Exercise objective — For the records that follow, return only the count of lines containing the string "subtitle".
#####
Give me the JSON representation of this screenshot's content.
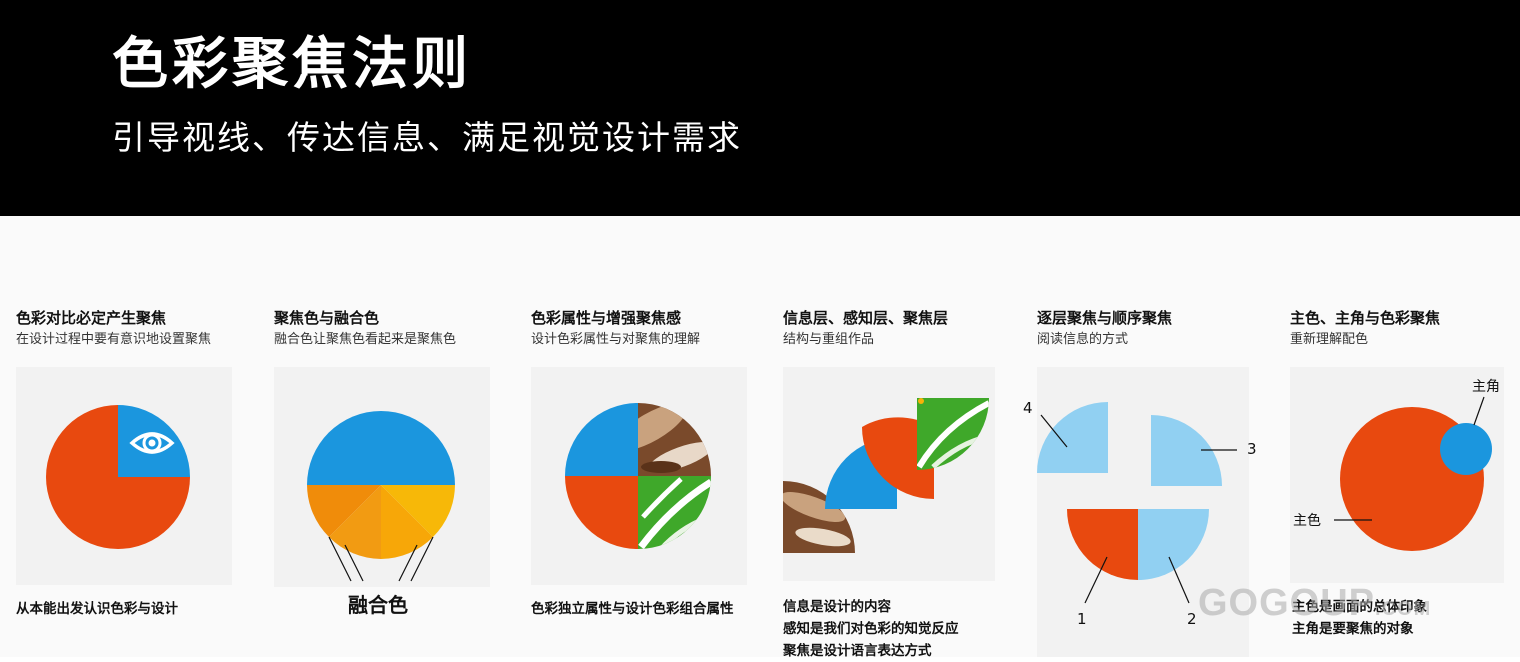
{
  "header": {
    "title": "色彩聚焦法则",
    "subtitle": "引导视线、传达信息、满足视觉设计需求"
  },
  "cards": [
    {
      "title": "色彩对比必定产生聚焦",
      "subtitle": "在设计过程中要有意识地设置聚焦",
      "notes": [
        "从本能出发认识色彩与设计"
      ],
      "icon": "eye-icon"
    },
    {
      "title": "聚焦色与融合色",
      "subtitle": "融合色让聚焦色看起来是聚焦色",
      "notes": [],
      "label": "融合色"
    },
    {
      "title": "色彩属性与增强聚焦感",
      "subtitle": "设计色彩属性与对聚焦的理解",
      "notes": [
        "色彩独立属性与设计色彩组合属性"
      ]
    },
    {
      "title": "信息层、感知层、聚焦层",
      "subtitle": "结构与重组作品",
      "notes": [
        "信息是设计的内容",
        "感知是我们对色彩的知觉反应",
        "聚焦是设计语言表达方式"
      ]
    },
    {
      "title": "逐层聚焦与顺序聚焦",
      "subtitle": "阅读信息的方式",
      "notes": [],
      "labels": [
        "4",
        "3",
        "1",
        "2"
      ]
    },
    {
      "title": "主色、主角与色彩聚焦",
      "subtitle": "重新理解配色",
      "notes": [
        "主色是画面的总体印象",
        "主角是要聚焦的对象"
      ],
      "labels": [
        "主角",
        "主色"
      ]
    }
  ],
  "watermark": {
    "main": "GOGOUP",
    "suffix": ".COM"
  },
  "colors": {
    "red": "#e8490f",
    "blue": "#1b96de",
    "light_blue": "#91d0f2",
    "orange": "#f08c0a",
    "yellow": "#f7b208",
    "green": "#3fa82a",
    "brown": "#7a4a2b",
    "panel_bg": "#f2f2f2",
    "header_bg": "#000000"
  }
}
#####
Solution for this exercise — 7